§ Work request:
Using the records below, report how many lines hold "type", with no extra text.

§ Records drawn from a dataset:
------------------------------------------------
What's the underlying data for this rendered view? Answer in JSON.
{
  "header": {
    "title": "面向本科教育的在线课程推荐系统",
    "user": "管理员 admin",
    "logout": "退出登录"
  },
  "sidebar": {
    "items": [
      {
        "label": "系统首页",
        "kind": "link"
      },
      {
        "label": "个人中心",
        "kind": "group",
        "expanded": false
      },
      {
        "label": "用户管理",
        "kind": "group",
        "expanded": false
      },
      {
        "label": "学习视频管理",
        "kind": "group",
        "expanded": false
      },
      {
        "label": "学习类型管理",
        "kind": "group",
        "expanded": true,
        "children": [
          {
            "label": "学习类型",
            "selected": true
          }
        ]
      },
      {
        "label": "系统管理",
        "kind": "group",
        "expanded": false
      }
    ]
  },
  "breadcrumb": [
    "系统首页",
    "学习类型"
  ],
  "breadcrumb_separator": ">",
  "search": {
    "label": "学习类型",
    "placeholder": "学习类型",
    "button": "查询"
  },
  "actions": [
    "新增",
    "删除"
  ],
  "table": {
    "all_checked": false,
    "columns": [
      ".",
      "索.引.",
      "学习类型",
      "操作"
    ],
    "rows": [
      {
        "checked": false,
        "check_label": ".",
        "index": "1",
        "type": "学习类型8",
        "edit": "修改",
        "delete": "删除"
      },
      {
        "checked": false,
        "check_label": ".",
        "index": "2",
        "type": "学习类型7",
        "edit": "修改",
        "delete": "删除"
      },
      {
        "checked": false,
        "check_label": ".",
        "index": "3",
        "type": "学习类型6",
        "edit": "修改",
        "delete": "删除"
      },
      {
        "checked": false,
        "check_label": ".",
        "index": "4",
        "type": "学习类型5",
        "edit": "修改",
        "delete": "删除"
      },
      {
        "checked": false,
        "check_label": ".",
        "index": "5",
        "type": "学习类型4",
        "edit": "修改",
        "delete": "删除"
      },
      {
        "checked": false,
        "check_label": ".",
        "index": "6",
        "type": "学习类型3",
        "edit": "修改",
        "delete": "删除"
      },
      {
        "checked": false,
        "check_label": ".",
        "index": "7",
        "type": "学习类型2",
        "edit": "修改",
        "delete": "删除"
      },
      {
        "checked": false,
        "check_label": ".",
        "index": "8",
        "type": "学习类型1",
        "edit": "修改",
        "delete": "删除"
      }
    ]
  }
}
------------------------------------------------
§ Solution:
8